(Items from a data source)
____________

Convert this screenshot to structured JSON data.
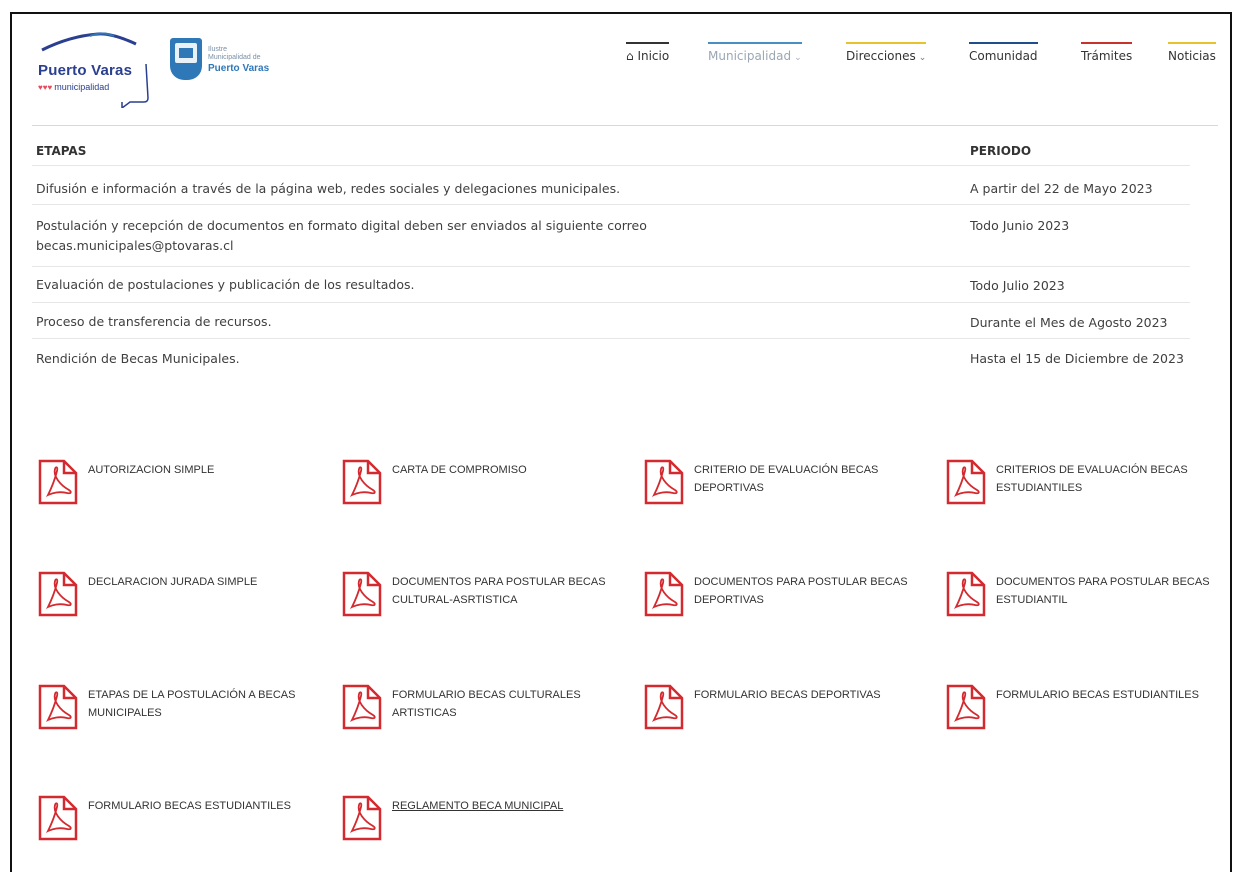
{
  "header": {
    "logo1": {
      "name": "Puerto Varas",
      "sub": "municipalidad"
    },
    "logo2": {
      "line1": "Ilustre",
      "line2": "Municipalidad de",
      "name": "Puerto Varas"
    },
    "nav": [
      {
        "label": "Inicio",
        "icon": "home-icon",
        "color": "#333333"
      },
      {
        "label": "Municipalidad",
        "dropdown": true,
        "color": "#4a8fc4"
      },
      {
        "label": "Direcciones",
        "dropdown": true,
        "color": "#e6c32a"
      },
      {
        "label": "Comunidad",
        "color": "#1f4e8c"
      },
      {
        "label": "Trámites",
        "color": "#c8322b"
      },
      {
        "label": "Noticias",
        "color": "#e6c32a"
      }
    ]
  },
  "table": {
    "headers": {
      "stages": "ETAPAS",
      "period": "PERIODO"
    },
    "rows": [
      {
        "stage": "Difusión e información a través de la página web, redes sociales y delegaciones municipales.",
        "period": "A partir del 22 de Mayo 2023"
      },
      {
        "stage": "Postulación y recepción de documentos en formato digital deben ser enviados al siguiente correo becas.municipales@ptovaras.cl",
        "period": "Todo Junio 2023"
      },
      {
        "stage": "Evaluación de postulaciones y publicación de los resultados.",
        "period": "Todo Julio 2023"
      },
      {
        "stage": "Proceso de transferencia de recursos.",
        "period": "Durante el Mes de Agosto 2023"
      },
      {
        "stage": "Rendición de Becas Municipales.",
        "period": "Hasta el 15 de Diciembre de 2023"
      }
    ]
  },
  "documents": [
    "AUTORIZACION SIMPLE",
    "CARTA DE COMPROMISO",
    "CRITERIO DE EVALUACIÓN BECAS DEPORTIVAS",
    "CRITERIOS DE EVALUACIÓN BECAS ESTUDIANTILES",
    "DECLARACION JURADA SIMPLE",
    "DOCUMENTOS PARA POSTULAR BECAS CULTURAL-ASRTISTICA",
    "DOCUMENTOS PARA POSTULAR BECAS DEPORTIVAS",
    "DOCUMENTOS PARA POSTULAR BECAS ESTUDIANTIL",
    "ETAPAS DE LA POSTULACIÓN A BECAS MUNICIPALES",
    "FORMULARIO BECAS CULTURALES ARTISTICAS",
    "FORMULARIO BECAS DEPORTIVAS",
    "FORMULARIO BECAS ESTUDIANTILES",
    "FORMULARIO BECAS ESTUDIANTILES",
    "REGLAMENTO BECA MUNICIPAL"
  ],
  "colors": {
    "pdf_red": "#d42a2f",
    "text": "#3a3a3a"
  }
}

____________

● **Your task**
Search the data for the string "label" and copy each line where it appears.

● **Result for this task**
        "label": "Inicio",
        "label": "Municipalidad",
        "label": "Direcciones",
        "label": "Comunidad",
        "label": "Trámites",
        "label": "Noticias",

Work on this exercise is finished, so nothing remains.